Somewhat quietly tucked away at the bottom of a city-issued news release Dec. 6 was a nugget that should provide some hope to Vancouver’s continually fracturing arts scene.
“Howe Street Studios is the first of several new city-owned arts spaces set to open Vancouver over the coming year,” the statement read.
The release then continued to suggest close to 50,000 square feet worth of arts space is in the offing over the next 12 months: a 20,000 square foot multi-purpose arts and culture production and presentation hub at 825 Pacific St., 30 units of social housing for artists with 4,000 square feet of production space at Main and Second Avenue and a 20,000 square foot, purpose-built music presentation centre secured at the Plaza of Nations.
All of this, along with a proposed 6,000 square foot rehearsal facility that could be a part of Fir Street project subject to a development permit board hearing on Jan. 20.
But first, back to Howe Street Studios.
Owned by the city and operated by the non-profit 221A, the studio encompasses close to 11,000 square feet of space that will be used predominantly for visual arts. It includes two kiln compatible studios and two sound-isolated studios. About 20 artists call it home.

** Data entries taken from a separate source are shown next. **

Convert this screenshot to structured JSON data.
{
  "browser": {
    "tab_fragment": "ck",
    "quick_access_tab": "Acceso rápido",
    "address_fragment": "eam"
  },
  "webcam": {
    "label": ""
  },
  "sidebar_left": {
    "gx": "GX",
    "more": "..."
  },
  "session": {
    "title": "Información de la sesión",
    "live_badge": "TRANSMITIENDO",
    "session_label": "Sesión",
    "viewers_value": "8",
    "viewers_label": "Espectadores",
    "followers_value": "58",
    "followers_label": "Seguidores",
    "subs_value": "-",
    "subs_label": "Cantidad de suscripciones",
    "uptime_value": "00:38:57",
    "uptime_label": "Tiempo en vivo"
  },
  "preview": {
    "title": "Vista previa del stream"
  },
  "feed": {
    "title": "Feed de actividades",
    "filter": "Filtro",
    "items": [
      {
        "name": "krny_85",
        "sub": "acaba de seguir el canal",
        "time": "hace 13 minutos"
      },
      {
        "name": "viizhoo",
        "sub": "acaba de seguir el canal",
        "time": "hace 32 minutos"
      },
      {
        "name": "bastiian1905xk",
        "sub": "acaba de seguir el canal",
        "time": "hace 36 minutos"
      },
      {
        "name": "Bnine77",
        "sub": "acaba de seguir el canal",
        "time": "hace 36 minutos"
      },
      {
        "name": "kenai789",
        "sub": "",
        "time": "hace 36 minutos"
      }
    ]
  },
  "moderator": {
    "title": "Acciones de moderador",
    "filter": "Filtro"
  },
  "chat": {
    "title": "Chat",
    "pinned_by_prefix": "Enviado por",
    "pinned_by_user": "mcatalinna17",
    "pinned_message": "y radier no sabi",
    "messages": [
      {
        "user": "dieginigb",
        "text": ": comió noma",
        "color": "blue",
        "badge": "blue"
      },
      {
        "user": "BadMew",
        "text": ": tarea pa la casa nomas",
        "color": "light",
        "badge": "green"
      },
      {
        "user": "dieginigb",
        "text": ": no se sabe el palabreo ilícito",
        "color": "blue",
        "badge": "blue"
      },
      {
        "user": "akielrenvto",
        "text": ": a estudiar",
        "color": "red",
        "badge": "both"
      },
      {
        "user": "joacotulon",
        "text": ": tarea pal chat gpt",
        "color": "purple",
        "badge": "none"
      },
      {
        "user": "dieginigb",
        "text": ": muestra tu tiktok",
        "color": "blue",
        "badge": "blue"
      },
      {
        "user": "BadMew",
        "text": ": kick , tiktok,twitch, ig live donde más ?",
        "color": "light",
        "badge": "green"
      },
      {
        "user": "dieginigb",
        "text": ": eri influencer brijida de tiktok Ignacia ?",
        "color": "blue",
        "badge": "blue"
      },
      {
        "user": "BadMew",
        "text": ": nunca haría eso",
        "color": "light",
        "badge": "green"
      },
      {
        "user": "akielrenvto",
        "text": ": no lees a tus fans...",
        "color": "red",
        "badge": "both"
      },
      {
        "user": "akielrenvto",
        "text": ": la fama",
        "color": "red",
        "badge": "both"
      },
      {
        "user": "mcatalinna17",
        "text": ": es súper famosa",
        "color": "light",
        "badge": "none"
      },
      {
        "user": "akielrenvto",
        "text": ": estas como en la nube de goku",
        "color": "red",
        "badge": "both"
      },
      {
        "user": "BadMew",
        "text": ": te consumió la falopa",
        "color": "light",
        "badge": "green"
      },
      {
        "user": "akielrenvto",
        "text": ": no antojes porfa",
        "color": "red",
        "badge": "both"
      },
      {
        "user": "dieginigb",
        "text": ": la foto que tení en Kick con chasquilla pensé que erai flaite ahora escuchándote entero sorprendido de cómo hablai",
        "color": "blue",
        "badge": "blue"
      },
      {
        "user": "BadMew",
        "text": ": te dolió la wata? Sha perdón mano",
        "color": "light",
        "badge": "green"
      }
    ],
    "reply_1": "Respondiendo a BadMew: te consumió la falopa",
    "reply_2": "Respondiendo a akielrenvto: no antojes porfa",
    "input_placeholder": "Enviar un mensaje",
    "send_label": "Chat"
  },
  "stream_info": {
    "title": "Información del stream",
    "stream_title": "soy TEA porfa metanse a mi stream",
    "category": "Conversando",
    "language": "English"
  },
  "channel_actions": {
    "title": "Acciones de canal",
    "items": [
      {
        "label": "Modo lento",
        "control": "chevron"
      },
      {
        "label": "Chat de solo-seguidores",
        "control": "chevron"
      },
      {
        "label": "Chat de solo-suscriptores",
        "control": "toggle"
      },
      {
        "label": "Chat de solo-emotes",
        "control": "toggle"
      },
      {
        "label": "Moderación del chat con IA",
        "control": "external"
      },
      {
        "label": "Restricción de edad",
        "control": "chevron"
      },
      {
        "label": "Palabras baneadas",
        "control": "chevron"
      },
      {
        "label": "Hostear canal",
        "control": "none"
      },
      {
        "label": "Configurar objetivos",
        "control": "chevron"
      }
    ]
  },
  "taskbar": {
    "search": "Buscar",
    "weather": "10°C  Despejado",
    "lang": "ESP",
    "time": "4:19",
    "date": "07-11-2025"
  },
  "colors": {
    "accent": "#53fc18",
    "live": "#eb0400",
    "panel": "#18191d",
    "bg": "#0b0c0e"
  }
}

“221A’s vision for the facility is to support the re-emergence of viable working spaces for artists within Vancouver’s downtown core, with a focus on artists who have traditionally been disadvantaged from access to public resources,” 221A director Brian McBay said in a news release.
The new space came to fruition by way of community amenity contributions (CAC) from Howe Street Developments Limited Partnership, as part of a mixed use development that includes a 41-storey residential building. CACs are like a give a take between cities and developers, where a municipality will leverage amenities — affordable housing, park space or purpose-built rental units — against a developer’s request for more density.
Artists at the Howe Street space are in commercial sublease agreements for three-year terms, with the Malaspina Printmakers Society selected as the facility’s key subtenant. The non-profit, artist-run centre “advances education, promotes excellence in the art form, and increases the public’s understanding and appreciation of contemporary art and print media,” according to the city.
Last week’s announcement builds on council’s lofty, 10-year vision for arts and culture in the city adopted in September. Through three different pieces of legislation, the city aims to secure 800,000 square feet of art space over the next decade along with creating affordable artist housing and providing grant money to artists and arts groups.
The first allotment of that funding — almost $900,000 — went out in November to groups and individuals the city characterized as “underrepresented” in previous grant allocations: First Nations groups, people of colour and others from the LGBTQ+ community.